The Conservatives came at Prime Minister Justin Trudeau and Finance Minister Bill Morneau from a number of different angles on how they say the proposed changes will hurt middle class Canadians and small business owners.

Conservative Leader Andrew Scheer started things off saying he spent his summer talking to business owners who reject that the Liberal government thinks of them as tax cheats.

"We’ve already established that this isn't fair, and we know that it’s not compassionate, so why is the prime minister doing this? Because he’s drowning in debt and a drowning man will reach out and grab on to anything, and not care who he drags down with him," said Scheer.

Trudeau shot back, saying the Conservatives were defending "wealthy doctors."

"The member opposite and indeed the entire opposition has been going around the country telling every doctor they meet that they stand with them, that they will defend their rights to lower taxes than the nurses that work alongside those doctors.
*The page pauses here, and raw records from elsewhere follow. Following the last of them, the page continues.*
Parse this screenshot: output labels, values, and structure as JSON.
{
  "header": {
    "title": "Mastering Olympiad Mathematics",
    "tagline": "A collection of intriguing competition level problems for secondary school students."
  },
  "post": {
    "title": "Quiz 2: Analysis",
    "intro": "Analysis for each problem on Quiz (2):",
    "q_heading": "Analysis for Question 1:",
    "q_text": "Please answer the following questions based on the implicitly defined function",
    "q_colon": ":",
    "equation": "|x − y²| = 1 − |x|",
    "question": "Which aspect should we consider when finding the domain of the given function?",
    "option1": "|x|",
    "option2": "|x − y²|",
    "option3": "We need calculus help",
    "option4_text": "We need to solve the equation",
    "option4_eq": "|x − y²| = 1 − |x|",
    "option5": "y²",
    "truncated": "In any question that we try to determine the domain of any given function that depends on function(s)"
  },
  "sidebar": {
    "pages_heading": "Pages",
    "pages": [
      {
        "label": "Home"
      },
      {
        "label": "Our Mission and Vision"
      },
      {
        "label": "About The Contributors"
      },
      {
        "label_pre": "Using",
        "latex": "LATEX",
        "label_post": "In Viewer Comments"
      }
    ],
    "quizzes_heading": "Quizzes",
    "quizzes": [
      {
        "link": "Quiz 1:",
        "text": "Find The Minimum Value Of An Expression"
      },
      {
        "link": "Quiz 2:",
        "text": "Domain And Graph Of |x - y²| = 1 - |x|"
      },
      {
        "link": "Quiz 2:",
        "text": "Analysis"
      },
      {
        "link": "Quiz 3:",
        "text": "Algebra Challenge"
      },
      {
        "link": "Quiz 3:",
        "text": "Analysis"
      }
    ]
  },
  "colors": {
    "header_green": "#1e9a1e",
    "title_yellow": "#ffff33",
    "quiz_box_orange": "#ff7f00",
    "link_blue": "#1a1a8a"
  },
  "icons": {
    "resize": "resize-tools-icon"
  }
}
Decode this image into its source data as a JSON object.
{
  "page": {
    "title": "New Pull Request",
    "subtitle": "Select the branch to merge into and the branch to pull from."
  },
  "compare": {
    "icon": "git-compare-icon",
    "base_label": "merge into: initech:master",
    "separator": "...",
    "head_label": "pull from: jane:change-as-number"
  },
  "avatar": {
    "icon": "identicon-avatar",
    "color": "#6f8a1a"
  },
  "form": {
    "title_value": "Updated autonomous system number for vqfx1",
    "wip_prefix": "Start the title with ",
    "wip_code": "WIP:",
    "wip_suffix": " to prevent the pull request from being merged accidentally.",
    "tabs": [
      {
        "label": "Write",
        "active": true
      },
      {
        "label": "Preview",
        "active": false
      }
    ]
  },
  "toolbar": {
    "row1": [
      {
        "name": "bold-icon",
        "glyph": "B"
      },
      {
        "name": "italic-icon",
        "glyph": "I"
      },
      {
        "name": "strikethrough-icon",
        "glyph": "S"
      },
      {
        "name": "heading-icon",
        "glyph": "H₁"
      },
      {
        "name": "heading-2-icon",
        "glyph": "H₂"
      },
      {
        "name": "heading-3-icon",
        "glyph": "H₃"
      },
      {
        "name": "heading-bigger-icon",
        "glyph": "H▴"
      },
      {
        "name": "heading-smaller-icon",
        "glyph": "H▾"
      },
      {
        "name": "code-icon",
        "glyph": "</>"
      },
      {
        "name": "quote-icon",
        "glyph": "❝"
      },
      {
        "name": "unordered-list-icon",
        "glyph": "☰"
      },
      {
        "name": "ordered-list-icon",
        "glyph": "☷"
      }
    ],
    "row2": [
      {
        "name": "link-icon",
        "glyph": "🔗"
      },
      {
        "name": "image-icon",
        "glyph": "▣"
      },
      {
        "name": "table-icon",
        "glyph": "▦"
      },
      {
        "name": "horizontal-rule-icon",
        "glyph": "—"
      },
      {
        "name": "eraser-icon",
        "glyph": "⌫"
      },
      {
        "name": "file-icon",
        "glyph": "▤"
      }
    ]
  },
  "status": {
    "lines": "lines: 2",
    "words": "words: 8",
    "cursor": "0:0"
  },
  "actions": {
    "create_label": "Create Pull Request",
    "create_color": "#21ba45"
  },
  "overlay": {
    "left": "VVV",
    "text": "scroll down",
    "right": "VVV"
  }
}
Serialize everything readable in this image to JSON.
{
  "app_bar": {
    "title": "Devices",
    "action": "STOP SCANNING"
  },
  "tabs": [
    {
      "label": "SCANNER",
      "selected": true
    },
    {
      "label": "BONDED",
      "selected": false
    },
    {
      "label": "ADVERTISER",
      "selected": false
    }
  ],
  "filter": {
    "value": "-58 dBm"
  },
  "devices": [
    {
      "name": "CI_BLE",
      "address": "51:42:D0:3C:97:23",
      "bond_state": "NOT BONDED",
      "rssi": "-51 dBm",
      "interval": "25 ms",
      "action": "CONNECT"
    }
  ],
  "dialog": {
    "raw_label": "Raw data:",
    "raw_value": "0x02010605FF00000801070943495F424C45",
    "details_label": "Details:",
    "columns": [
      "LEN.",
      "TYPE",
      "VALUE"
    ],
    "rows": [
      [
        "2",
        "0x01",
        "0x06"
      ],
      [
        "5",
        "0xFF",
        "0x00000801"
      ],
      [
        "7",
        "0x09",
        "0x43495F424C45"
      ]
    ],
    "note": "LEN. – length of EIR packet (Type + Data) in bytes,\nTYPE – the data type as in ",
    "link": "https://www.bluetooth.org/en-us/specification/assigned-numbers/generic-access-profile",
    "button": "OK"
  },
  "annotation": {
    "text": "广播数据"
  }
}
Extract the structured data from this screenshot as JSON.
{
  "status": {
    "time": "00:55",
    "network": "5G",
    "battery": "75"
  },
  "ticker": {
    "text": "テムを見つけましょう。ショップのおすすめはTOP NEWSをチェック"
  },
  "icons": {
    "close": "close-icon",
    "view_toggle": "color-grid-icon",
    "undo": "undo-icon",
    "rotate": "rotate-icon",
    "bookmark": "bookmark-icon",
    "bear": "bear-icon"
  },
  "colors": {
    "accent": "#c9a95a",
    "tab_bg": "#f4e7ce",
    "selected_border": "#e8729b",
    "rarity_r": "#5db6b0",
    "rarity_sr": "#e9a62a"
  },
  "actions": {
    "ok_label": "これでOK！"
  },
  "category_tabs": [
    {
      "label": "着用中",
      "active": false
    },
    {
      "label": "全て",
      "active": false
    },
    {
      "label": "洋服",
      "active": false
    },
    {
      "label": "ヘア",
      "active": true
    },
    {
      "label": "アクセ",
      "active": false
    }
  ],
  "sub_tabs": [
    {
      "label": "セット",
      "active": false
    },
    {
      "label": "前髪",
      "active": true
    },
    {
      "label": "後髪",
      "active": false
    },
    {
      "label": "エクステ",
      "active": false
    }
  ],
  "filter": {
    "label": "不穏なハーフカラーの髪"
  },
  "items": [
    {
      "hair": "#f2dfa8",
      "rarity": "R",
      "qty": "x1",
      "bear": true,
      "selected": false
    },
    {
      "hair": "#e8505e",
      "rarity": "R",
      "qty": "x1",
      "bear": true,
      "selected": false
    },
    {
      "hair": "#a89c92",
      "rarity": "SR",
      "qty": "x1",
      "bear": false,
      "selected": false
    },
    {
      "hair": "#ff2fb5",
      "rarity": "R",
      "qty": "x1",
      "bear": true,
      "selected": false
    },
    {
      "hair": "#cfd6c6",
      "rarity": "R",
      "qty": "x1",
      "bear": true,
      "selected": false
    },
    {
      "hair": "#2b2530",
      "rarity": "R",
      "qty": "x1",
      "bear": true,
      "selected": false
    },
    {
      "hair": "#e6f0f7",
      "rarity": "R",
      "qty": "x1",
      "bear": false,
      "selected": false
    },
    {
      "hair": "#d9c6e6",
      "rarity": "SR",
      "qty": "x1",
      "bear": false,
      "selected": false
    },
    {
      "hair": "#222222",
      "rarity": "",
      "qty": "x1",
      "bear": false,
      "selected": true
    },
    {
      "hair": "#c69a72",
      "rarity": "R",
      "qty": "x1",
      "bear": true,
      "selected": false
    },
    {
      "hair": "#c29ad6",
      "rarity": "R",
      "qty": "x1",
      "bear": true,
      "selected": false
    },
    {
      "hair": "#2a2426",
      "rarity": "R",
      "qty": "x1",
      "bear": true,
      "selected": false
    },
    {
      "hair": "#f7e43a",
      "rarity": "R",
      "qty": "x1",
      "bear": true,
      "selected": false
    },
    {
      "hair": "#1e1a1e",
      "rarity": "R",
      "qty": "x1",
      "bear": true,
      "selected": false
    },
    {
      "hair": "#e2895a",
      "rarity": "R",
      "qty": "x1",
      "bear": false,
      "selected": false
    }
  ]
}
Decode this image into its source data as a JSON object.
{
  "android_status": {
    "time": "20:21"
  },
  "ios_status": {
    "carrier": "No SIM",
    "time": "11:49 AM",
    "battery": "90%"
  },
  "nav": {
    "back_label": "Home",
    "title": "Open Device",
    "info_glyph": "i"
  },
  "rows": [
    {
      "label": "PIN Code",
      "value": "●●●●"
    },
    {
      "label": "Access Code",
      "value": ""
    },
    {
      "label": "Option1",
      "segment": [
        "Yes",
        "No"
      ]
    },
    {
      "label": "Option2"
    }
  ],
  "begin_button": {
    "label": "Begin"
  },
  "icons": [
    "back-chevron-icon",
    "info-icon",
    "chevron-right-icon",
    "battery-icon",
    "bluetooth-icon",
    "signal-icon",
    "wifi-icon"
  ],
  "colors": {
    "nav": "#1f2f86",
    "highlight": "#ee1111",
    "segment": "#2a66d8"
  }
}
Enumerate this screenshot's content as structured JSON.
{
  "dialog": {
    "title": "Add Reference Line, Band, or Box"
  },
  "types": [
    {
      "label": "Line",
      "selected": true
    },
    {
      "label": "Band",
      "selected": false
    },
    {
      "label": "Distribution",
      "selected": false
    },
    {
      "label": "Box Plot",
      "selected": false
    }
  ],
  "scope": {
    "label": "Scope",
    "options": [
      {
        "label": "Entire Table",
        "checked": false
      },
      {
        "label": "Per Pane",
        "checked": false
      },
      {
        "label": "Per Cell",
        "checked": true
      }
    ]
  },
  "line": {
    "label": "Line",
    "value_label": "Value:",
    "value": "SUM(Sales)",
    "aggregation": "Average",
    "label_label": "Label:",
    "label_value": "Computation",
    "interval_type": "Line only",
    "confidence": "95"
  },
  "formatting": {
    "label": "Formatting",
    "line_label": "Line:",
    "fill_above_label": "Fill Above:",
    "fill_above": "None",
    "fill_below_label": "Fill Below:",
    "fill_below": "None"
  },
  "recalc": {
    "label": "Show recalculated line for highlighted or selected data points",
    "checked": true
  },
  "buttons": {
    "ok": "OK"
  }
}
We don’t think that’s fair," said Trudeau.

Reviews have been mixed amongst doctors' reaction to the changes. The Canadian Medical Association has come out strongly against the government’s proposal, while a collection of more than 300 doctors from across the country have issued an open letter to Morneau, asking him to follow through on the changes, saying the existing tax benefits "are advantageous mostly to certain incorporated doctors with specific family structures."

From how the tax changes could impact fishermen, young female entrepreneurs and pizza shop owners, Conservative MPs took every question slot they had to take the government to task.

"Will the minister of finance come down to earth with the rest of us mortals and actually listen to what’s going on?" said Conservative deputy leader Lisa Raitt.

But, the Liberals didn't bite. Time after time the government continued to defend its position.

"By following through on our promise to deal with the tax system that was creating advantages for the richest among us, we know we’re going to make a positive impact in our economy. We are listening," said Morneau.

The Liberal government’s three-pronged plan was unveiled in Ottawa in July, and includes limiting a corporation's ability to convert income into capital gains and dividends, halting business owners from lowering their tax rate by sprinkling money to family members regardless of their involvement in the business through dividends or by paying them salaries, and restricting the ability for private corporations to recover taxes through passive investments.

The government says the biggest impact will be felt by those business owners who are making $150,000 a year or more, or those who have money to tuck away after contributing the annual maximum to RRSPs and TFSAs.

The federal government is now in a 75-day consultation window and will be soliciting feedback from people on its proposal until Oct. 2. Once the consultations are over, the government is expected to table legislation to implement their plan.

The New Democrats didn't ask about the tax changes, taking their question period slots to question the government to raise other issues, including nuclear disarmament; NAFTA renegotiations; and pensions.